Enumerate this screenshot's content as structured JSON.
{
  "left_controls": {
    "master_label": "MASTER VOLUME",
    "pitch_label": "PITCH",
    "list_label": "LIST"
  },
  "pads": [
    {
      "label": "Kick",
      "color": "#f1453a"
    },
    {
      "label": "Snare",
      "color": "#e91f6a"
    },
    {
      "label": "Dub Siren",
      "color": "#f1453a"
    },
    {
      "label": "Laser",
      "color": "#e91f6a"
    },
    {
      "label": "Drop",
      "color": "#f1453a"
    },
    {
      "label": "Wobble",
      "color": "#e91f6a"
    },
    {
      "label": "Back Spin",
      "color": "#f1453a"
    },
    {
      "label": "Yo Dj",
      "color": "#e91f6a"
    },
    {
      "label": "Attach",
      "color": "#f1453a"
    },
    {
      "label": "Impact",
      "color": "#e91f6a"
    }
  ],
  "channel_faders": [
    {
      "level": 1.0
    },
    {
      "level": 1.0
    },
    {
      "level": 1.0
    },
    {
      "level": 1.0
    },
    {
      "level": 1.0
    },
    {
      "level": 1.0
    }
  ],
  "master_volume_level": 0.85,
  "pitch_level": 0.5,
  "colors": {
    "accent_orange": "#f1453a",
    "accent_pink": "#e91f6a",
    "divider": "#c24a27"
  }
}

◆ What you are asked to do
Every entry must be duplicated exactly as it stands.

◆ Solution to this task
Enumerate this screenshot's content as structured JSON.
{
  "left_controls": {
    "master_label": "MASTER VOLUME",
    "pitch_label": "PITCH",
    "list_label": "LIST"
  },
  "pads": [
    {
      "label": "Kick",
      "color": "#f1453a"
    },
    {
      "label": "Snare",
      "color": "#e91f6a"
    },
    {
      "label": "Dub Siren",
      "color": "#f1453a"
    },
    {
      "label": "Laser",
      "color": "#e91f6a"
    },
    {
      "label": "Drop",
      "color": "#f1453a"
    },
    {
      "label": "Wobble",
      "color": "#e91f6a"
    },
    {
      "label": "Back Spin",
      "color": "#f1453a"
    },
    {
      "label": "Yo Dj",
      "color": "#e91f6a"
    },
    {
      "label": "Attach",
      "color": "#f1453a"
    },
    {
      "label": "Impact",
      "color": "#e91f6a"
    }
  ],
  "channel_faders": [
    {
      "level": 1.0
    },
    {
      "level": 1.0
    },
    {
      "level": 1.0
    },
    {
      "level": 1.0
    },
    {
      "level": 1.0
    },
    {
      "level": 1.0
    }
  ],
  "master_volume_level": 0.85,
  "pitch_level": 0.5,
  "colors": {
    "accent_orange": "#f1453a",
    "accent_pink": "#e91f6a",
    "divider": "#c24a27"
  }
}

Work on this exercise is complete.